May 25, 2017 update: We still haven’t found a way to keep the band program. As it stands, there will, of course, be a band program, for Grade 7, twice a week, 50min each. And there will be a music teacher who visits all the K-4 (K-3 Montessori) classrooms. But no-one I’ve heard from is able to tell me how to keep the music we’ve seen for the past decade at Sunnyside. The current band program spends at least 14hrs per week on sectionals for trumpets, saxophones, flutes, drums, clarinets, etc…plus jazz band practices and concert band practices. Early morning, after school, lunch times…it would be such a shame to lose this one-of-a-kind program.
Thank you to all the parents who’ve written the school district! Keep writing, and if you haven’t written, take a minute or two to write in! I still have hope that someone will find a solution. Here’s the contact info you’ll want: https://www.surreyschools.ca/departments/SECT/Trustees/contacttheboard/Pages/default.aspx
Original post: As Sunnyside Elementary in Surrey, BC braces for next year’s influx of students, growing pains are being strongly felt by its award-winning music program. For years, Sunnyside Elementary has won top honours for its stunning band program.
This elementary band program competes with secondary school bands, because it is too advanced for most elementary schools. Secondary students regularly come to Sunnyside to play with the Jazz Band.
But next year, the state-of-the-art, specially-designed band room in the newly built school might be converted to classroom space.
The province needs to supply enough portables like this one
so that the band room can remain where it is. With high demand for portables from schools throughout BC, we don’t know if that will happen. The school might try to put the band program in a portable: a band program this size doesn’t fit.
The current music room has enough xylophones for an entire classroom, stored in a special room at the back during band practice and brought out again for class practice.

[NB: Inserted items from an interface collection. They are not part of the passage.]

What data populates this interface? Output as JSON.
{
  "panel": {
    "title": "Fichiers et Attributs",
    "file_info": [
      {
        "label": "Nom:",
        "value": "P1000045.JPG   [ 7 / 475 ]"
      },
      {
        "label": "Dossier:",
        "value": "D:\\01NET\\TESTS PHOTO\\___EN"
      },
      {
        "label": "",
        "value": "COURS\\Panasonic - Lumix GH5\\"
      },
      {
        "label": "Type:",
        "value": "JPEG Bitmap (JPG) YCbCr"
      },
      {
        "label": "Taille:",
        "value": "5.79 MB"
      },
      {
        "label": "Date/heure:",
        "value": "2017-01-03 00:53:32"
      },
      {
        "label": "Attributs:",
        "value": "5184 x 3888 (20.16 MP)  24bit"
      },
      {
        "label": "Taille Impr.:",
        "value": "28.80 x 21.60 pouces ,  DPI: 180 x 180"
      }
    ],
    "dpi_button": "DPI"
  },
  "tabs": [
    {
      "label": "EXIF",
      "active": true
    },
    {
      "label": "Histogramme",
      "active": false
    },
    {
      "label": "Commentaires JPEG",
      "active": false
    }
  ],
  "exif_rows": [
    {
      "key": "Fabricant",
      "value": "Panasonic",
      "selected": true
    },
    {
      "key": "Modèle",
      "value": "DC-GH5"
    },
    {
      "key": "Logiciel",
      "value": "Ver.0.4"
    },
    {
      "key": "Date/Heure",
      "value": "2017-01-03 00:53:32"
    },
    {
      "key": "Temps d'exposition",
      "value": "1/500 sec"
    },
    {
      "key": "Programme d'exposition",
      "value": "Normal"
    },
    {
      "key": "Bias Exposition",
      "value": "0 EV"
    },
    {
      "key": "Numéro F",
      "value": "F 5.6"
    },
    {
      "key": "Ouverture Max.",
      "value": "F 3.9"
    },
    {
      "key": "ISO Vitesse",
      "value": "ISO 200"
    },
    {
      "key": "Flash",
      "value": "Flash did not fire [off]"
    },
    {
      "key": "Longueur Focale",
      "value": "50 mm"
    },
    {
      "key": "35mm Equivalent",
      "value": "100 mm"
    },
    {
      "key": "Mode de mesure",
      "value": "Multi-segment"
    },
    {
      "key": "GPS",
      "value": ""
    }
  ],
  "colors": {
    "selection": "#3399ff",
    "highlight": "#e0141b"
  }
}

It may be that the band program will have to shift to some other school that’s not seeing so much pressure from urbanization. Many students come to Sunnyside knowing the band program is stellar. It’s sad that a school with hundreds more students receives fewer and fewer resources than it did before.
The new Sunnyside Elementary was built for about 420 students in 2014, with beautiful architecture, a large music room, a spacious gymnasium, and large playing fields.
That year, the area around the school was still forested. Surrey and the Province knew that the entire area was slated to be urbanized, with hundreds of townhouses being planned all around the school. They could have built a school for projected numbers, but that’s against policy.
The school now houses over 600 students, with five portables on site.
The portables have no air conditioning, no running water, and no washrooms. There is one playground the school PAC has been able to fund so far. The school runs on a split bell schedule so that half the school is at recess at a time. New teachers struggle to furnish their classrooms, and observant parents donate badly-needed shelving and extra funds to support basic materials for their children.
The school was built to be expanded; the contractors knew it would be required to house many more students. But expanding the building doesn’t seem to be on the Province’s priority list.
Sunnyside Elementary is an example of the problems faced throughout Surrey. Development is outpacing infrastructure, and new residents rarely know the challenges they will face after they buy their new home. Sunnyside Elementary was built beautifully for 400 students; it may well be forced to house over 700. What will happen to programs like the award-winning jazz band? Instead of benefitting from added resources that could be available in an urban setting, the school will suffer from lack of space and funding, even as new residents flood to hundreds of newly-built homes.